▸ **Task prompt**
Line by line, output the data that follows exactly as written.

▸ **Material shown**
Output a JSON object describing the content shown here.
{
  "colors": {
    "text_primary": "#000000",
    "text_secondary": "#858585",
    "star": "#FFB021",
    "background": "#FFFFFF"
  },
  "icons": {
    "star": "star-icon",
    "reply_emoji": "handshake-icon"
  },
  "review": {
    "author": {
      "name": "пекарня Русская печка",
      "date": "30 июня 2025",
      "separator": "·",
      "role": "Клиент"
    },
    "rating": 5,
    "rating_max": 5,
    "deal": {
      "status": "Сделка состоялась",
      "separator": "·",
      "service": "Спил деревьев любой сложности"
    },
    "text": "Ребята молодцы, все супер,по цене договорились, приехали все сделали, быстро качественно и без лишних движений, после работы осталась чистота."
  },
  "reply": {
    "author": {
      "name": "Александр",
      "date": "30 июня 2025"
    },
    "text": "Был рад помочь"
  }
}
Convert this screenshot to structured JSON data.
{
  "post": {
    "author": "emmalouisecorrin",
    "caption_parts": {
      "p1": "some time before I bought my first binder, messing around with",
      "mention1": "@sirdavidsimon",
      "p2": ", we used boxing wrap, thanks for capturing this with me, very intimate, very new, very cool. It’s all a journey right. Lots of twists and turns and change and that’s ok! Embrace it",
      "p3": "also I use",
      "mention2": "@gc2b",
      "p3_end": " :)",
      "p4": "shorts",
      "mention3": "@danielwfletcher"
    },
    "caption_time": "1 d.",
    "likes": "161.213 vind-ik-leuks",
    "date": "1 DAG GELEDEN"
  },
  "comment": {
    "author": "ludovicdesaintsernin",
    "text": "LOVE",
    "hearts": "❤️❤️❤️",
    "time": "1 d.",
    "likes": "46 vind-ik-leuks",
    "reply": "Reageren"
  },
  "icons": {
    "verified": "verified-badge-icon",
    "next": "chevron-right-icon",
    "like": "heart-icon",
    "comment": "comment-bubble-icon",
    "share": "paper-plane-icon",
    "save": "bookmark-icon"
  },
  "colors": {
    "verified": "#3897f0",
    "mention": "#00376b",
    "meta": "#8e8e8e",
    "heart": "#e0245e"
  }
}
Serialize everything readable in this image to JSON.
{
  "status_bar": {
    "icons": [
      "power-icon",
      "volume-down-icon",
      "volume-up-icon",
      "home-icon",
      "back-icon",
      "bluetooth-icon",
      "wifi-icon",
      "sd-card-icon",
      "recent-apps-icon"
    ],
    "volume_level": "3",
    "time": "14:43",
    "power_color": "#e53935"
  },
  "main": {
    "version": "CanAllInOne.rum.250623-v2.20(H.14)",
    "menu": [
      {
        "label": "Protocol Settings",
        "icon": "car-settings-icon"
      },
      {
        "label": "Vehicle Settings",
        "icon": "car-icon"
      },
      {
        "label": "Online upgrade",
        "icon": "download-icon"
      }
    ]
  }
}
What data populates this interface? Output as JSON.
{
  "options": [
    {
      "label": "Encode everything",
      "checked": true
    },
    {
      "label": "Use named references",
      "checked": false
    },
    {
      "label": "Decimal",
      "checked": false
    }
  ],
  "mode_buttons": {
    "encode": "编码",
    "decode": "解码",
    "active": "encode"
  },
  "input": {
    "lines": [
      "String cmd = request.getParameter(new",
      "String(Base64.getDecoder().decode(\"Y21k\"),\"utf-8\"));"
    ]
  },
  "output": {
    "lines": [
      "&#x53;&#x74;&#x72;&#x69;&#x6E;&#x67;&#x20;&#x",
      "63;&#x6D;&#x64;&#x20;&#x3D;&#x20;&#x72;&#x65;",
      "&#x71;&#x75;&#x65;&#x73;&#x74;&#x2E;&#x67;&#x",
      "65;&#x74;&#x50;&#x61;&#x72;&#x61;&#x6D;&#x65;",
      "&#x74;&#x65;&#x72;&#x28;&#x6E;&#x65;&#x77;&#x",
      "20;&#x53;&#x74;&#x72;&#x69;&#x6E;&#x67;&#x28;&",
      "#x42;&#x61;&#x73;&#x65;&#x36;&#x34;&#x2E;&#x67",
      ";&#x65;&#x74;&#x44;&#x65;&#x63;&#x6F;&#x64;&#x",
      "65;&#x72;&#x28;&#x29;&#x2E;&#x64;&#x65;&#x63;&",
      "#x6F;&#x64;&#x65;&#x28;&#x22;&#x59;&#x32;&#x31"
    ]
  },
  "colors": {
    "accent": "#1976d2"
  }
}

▸ **Solution to this task**
Output a JSON object describing the content shown here.
{
  "colors": {
    "text_primary": "#000000",
    "text_secondary": "#858585",
    "star": "#FFB021",
    "background": "#FFFFFF"
  },
  "icons": {
    "star": "star-icon",
    "reply_emoji": "handshake-icon"
  },
  "review": {
    "author": {
      "name": "пекарня Русская печка",
      "date": "30 июня 2025",
      "separator": "·",
      "role": "Клиент"
    },
    "rating": 5,
    "rating_max": 5,
    "deal": {
      "status": "Сделка состоялась",
      "separator": "·",
      "service": "Спил деревьев любой сложности"
    },
    "text": "Ребята молодцы, все супер,по цене договорились, приехали все сделали, быстро качественно и без лишних движений, после работы осталась чистота."
  },
  "reply": {
    "author": {
      "name": "Александр",
      "date": "30 июня 2025"
    },
    "text": "Был рад помочь"
  }
}
Convert this screenshot to structured JSON data.
{
  "post": {
    "author": "emmalouisecorrin",
    "caption_parts": {
      "p1": "some time before I bought my first binder, messing around with",
      "mention1": "@sirdavidsimon",
      "p2": ", we used boxing wrap, thanks for capturing this with me, very intimate, very new, very cool. It’s all a journey right. Lots of twists and turns and change and that’s ok! Embrace it",
      "p3": "also I use",
      "mention2": "@gc2b",
      "p3_end": " :)",
      "p4": "shorts",
      "mention3": "@danielwfletcher"
    },
    "caption_time": "1 d.",
    "likes": "161.213 vind-ik-leuks",
    "date": "1 DAG GELEDEN"
  },
  "comment": {
    "author": "ludovicdesaintsernin",
    "text": "LOVE",
    "hearts": "❤️❤️❤️",
    "time": "1 d.",
    "likes": "46 vind-ik-leuks",
    "reply": "Reageren"
  },
  "icons": {
    "verified": "verified-badge-icon",
    "next": "chevron-right-icon",
    "like": "heart-icon",
    "comment": "comment-bubble-icon",
    "share": "paper-plane-icon",
    "save": "bookmark-icon"
  },
  "colors": {
    "verified": "#3897f0",
    "mention": "#00376b",
    "meta": "#8e8e8e",
    "heart": "#e0245e"
  }
}
Serialize everything readable in this image to JSON.
{
  "status_bar": {
    "icons": [
      "power-icon",
      "volume-down-icon",
      "volume-up-icon",
      "home-icon",
      "back-icon",
      "bluetooth-icon",
      "wifi-icon",
      "sd-card-icon",
      "recent-apps-icon"
    ],
    "volume_level": "3",
    "time": "14:43",
    "power_color": "#e53935"
  },
  "main": {
    "version": "CanAllInOne.rum.250623-v2.20(H.14)",
    "menu": [
      {
        "label": "Protocol Settings",
        "icon": "car-settings-icon"
      },
      {
        "label": "Vehicle Settings",
        "icon": "car-icon"
      },
      {
        "label": "Online upgrade",
        "icon": "download-icon"
      }
    ]
  }
}
What data populates this interface? Output as JSON.
{
  "options": [
    {
      "label": "Encode everything",
      "checked": true
    },
    {
      "label": "Use named references",
      "checked": false
    },
    {
      "label": "Decimal",
      "checked": false
    }
  ],
  "mode_buttons": {
    "encode": "编码",
    "decode": "解码",
    "active": "encode"
  },
  "input": {
    "lines": [
      "String cmd = request.getParameter(new",
      "String(Base64.getDecoder().decode(\"Y21k\"),\"utf-8\"));"
    ]
  },
  "output": {
    "lines": [
      "&#x53;&#x74;&#x72;&#x69;&#x6E;&#x67;&#x20;&#x",
      "63;&#x6D;&#x64;&#x20;&#x3D;&#x20;&#x72;&#x65;",
      "&#x71;&#x75;&#x65;&#x73;&#x74;&#x2E;&#x67;&#x",
      "65;&#x74;&#x50;&#x61;&#x72;&#x61;&#x6D;&#x65;",
      "&#x74;&#x65;&#x72;&#x28;&#x6E;&#x65;&#x77;&#x",
      "20;&#x53;&#x74;&#x72;&#x69;&#x6E;&#x67;&#x28;&",
      "#x42;&#x61;&#x73;&#x65;&#x36;&#x34;&#x2E;&#x67",
      ";&#x65;&#x74;&#x44;&#x65;&#x63;&#x6F;&#x64;&#x",
      "65;&#x72;&#x28;&#x29;&#x2E;&#x64;&#x65;&#x63;&",
      "#x6F;&#x64;&#x65;&#x28;&#x22;&#x59;&#x32;&#x31"
    ]
  },
  "colors": {
    "accent": "#1976d2"
  }
}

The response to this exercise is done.